More people today die of chronic illness than in previous generations when an acute illness may have caused death.
Bringing up the topic of death I read that most people today die of chronic illness in later life and was wondering what I would want to happen to me in that situation.
Have you heard about living wills and advanced directives? I just learned about them and thought I would fill one out.
I know you are in great health and I hope you live to be 100 but as your daughter what do you want me to do if you became seriously ill?
I heard that planning ahead for the end of life is more important today than ever.
My friend who lost her mother told me that no one ever told her how to help her parents die – it was hard for her to make decisions. What would you want me to do in that case?
I need to talk to you. What would you like to have happen if you are unable to live alone and take care of yourself?
You have done such a great job organizing your finances and writing a will, but what about your care should you become seriously ill?
Components of Introducing the Topic Using “I” statements Framing that you respect the individual Framing how hard it would be for his/her loved ones

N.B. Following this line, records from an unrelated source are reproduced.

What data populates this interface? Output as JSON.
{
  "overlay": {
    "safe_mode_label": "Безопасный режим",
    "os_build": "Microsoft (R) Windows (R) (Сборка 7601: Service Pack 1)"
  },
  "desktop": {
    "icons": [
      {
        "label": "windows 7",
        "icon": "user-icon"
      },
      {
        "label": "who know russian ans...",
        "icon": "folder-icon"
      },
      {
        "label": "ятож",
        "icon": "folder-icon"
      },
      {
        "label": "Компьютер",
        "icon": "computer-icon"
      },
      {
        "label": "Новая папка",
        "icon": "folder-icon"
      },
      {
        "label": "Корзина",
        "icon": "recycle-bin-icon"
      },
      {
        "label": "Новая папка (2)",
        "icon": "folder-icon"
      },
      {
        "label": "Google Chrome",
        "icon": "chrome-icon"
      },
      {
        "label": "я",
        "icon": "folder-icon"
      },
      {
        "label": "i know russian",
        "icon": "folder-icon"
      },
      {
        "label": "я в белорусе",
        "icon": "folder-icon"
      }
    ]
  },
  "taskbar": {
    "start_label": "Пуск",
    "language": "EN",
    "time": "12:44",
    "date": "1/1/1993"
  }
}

Components of Introducing the Topic Articulating the need to make choices now before he/she can not make a choice Aligning with the person Importance of planning
AIKIDO (From Powerful Tools for Caregivers, 2010, Class #4) Align Agree Redirect Resolve
DESC (From Powerful Tools for Caregivers 2010, Class #4) Describe Express Specify Consequence
Dealing with resistance in the discussion I guess you don’t want to talk about this right now. I would like to talk about it in the near future.
I would be very upset if I had to make these decisions for you and did not know what your wishes were.
Perhaps more information would help us. I will gather some and leave it for you to read. Then we can discuss it later.
Dealing with other family members We all have our own fears and comfort levels in discussing death Different birth order of siblings may result in differing view Different age cohorts may have differing views
Where do I start when my loved one needs more help than I can give? Assisted living facilities Rehabilitation facilities In-home care Adult Day Care Nursing homes Hospice
Common Emotions for the Care Recipient at the End of Life Anger Fear Guilt/regret Contentment or discomfort about how they lived Heightened spirituality Anxiety/depression